## Input records
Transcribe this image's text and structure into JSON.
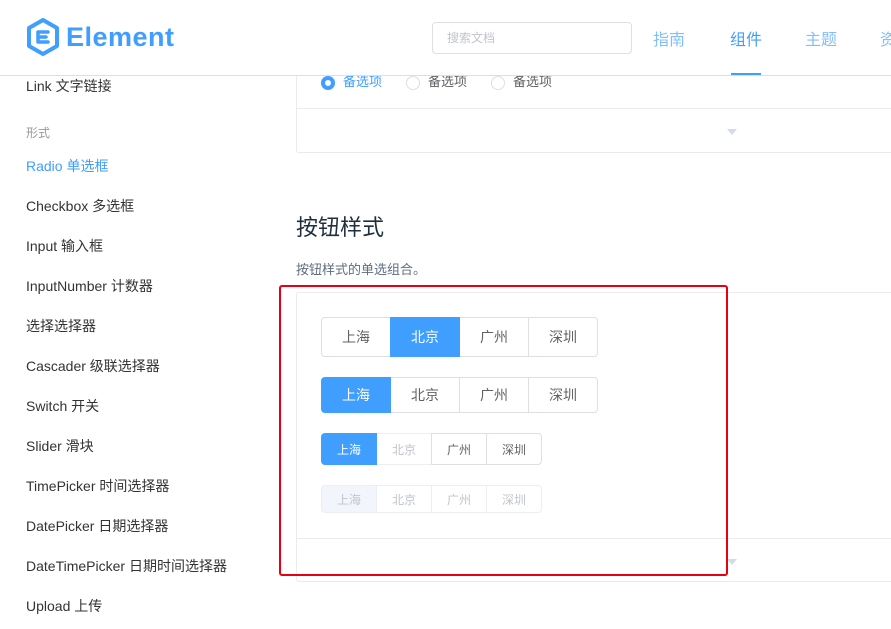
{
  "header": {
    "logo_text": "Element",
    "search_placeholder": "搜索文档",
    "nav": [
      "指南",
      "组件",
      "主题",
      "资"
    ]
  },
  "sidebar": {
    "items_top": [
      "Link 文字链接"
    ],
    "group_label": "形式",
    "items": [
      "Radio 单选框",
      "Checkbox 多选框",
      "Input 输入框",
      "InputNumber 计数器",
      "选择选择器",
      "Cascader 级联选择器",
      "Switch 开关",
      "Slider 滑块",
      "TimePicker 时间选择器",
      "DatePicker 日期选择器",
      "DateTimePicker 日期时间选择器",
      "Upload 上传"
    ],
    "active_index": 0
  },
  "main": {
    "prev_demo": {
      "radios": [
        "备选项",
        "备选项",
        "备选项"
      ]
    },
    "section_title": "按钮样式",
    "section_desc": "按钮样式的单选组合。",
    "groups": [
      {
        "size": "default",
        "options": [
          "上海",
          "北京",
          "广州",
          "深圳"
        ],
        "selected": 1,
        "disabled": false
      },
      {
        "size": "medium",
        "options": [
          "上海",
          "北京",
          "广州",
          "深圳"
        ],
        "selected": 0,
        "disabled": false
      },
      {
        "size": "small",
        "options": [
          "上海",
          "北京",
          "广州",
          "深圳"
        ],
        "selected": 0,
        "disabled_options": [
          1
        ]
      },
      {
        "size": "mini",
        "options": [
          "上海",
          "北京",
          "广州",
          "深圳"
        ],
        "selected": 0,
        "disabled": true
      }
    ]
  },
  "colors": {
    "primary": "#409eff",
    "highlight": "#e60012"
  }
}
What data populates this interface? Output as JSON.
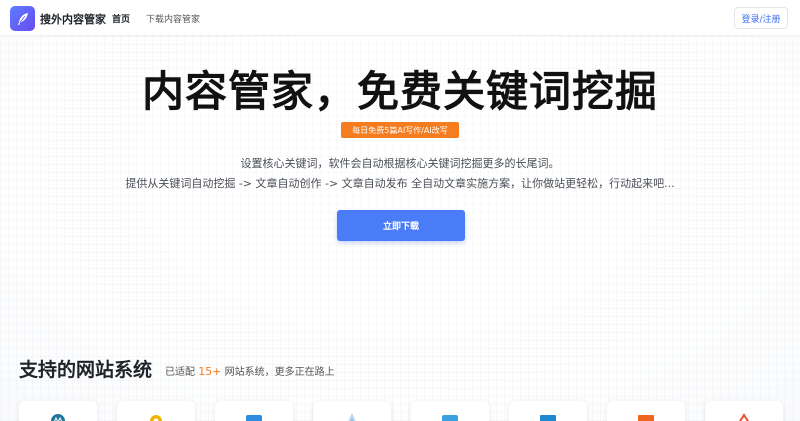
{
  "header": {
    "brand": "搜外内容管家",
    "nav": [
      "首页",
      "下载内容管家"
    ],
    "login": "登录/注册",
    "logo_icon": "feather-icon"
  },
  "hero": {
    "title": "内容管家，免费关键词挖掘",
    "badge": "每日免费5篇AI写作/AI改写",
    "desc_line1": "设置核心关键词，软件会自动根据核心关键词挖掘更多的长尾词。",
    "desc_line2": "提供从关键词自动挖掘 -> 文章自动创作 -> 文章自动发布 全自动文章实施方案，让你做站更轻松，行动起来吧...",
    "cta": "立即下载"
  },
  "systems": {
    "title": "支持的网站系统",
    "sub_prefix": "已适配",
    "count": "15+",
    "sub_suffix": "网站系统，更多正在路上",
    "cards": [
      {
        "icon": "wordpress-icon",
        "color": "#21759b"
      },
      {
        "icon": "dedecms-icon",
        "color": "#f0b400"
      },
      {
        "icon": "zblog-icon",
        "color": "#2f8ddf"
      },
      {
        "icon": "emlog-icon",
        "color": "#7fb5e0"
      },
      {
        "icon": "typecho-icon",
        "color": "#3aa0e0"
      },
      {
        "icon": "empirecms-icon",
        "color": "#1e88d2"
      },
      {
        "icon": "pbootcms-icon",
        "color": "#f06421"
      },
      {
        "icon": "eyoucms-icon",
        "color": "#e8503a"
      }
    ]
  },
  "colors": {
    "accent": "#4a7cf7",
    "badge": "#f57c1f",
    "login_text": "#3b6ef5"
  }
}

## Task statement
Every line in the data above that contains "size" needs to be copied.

## The answer
        "size": "default",
        "size": "medium",
        "size": "small",
        "size": "mini",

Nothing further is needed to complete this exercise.